I'm not naïve. I know that governments and corporations collude now just like they have from the beginning of delegated sovereignty. Furthermore, it has been and remains the case that the economically and militarily powerful typically get to make the rules that they get to impose on others. While I think that this is reprehensible, I don't see many people seriously seeking to transform this reality. But what I find most tragic is the silent assent We The People give to those who, after taking every advantage, still have to cheat to win. While Congress talks about staying competitive, our trade negotiators are still using the term "phonograms" which signifies the state of awareness of the thinking (or lack thereof) in those who craft and manipulate the rules.
Worst of all, in the Commerce and Congressional activities around the TPP and the CTPA, we're neglecting a profound problem. The system of industrial drug addiction, genetically modified caloric production (formerly known as agriculture), digital media hypnosis, and monotonic industrial design has been leading to decreased economic status in the U.S. middle class (to say nothing of the unemployed and uninsured lower class). The model of planned obsolescence - made famous by industrial designer Brooks Stephens - has itself become obsolete. And now, rather than calling for a renaissance of quality and aesthetic improvement, we're merely placing the rest of the world under the screws of a system that failed us. It may be the case that no one in the U.S. is capable of waking from the hypnosis to architect a More Perfect Union but certainly, someone in Australia, Chile, Peru, New Zealand, Vietnam, Singapore, Malaysia, Brunei, Mexico, Canada or Japan could wake up before this protectionist train-wreck is allowed to take effect.

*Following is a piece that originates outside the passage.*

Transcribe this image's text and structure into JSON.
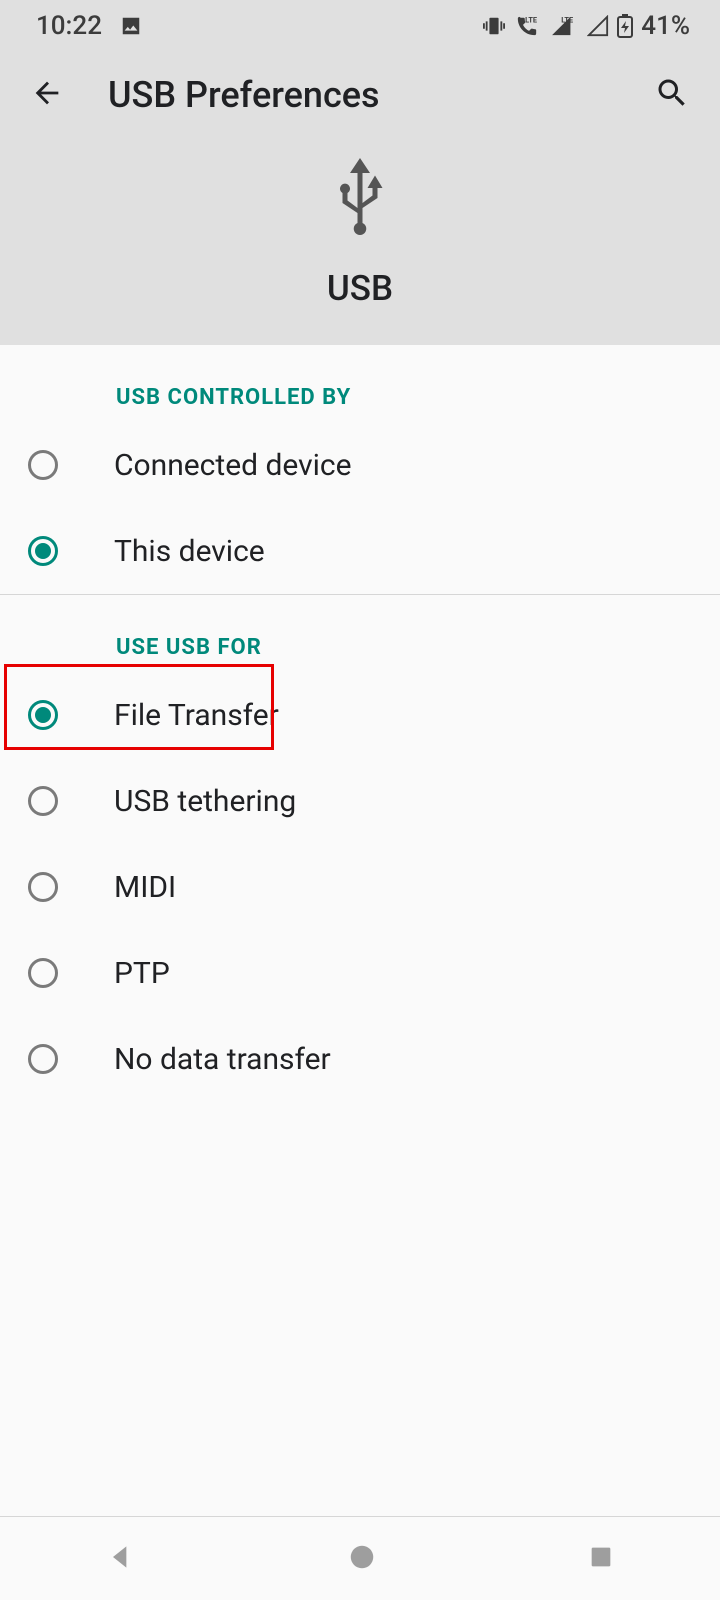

Or maybe, just maybe, too many have simply given up.
Cue the phonograph, pour yourself a Pisco sour, and, in the waning moments that we have to actually do something about these reckless abuses of ourselves and our Earth, consider whether you wish to stand for a better tomorrow.